Start of Exercise material
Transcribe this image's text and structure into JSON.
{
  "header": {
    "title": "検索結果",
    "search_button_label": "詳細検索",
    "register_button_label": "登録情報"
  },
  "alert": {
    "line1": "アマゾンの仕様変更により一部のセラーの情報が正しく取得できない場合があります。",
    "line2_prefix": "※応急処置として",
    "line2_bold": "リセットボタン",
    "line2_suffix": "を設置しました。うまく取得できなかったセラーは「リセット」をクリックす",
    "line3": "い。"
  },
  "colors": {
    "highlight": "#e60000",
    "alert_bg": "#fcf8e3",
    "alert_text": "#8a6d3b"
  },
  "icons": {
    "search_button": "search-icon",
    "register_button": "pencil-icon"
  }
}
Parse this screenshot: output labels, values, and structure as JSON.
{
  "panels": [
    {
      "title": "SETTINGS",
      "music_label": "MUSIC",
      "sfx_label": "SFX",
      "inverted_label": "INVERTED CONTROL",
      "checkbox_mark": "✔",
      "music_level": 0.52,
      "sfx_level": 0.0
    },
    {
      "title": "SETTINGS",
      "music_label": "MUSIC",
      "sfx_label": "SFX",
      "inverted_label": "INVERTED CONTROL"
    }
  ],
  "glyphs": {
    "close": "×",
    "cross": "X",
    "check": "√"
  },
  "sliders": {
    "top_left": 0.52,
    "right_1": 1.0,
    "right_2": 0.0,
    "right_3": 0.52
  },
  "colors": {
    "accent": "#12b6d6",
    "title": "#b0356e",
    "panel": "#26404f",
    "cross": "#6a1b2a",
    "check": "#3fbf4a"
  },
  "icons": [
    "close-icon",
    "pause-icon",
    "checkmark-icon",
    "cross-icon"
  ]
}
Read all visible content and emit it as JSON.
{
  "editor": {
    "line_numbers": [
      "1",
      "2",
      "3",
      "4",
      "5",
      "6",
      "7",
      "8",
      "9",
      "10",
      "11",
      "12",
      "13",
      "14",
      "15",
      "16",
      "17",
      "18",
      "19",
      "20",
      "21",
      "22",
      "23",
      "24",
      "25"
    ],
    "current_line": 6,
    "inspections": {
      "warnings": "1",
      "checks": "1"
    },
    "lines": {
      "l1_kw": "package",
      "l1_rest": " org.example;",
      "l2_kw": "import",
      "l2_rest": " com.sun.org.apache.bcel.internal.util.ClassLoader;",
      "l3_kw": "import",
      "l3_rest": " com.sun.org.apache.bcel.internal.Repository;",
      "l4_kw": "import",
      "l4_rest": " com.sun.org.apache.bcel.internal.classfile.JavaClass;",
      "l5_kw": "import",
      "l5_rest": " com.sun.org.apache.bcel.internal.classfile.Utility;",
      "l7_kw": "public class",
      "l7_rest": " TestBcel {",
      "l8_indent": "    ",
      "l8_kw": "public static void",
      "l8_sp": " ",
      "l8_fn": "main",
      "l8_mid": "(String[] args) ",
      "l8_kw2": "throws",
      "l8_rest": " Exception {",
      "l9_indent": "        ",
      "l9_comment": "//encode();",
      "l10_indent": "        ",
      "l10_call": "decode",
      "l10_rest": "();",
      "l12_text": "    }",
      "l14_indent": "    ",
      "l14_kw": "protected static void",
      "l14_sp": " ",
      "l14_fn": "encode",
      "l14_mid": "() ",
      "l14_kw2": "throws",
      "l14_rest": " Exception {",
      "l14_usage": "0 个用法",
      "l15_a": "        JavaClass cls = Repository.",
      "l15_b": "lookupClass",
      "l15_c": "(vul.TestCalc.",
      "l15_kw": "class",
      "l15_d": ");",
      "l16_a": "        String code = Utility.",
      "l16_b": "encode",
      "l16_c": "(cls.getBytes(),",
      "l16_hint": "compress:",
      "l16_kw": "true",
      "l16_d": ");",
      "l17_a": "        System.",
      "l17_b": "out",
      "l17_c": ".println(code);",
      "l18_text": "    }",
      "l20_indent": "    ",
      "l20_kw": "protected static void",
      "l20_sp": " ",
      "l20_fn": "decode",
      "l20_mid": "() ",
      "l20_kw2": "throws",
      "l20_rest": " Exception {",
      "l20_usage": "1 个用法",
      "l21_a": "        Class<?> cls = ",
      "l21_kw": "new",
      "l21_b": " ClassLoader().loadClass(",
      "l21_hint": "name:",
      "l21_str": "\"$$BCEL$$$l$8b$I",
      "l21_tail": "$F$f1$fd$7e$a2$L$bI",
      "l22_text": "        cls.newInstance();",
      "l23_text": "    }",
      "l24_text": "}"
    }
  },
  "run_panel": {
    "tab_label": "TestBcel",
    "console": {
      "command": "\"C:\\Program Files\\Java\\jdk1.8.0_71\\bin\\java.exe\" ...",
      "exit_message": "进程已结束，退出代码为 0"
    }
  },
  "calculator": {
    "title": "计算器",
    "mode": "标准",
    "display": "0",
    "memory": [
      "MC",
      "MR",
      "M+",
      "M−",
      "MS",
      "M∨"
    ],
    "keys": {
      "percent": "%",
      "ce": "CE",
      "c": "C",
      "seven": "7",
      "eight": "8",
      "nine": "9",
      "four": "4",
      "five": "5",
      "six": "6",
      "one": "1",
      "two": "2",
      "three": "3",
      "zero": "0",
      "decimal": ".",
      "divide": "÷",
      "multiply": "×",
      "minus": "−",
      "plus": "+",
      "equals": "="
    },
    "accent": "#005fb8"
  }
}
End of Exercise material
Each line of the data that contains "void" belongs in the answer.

*Response area*
      "l8_kw": "public static void",
      "l14_kw": "protected static void",
      "l20_kw": "protected static void",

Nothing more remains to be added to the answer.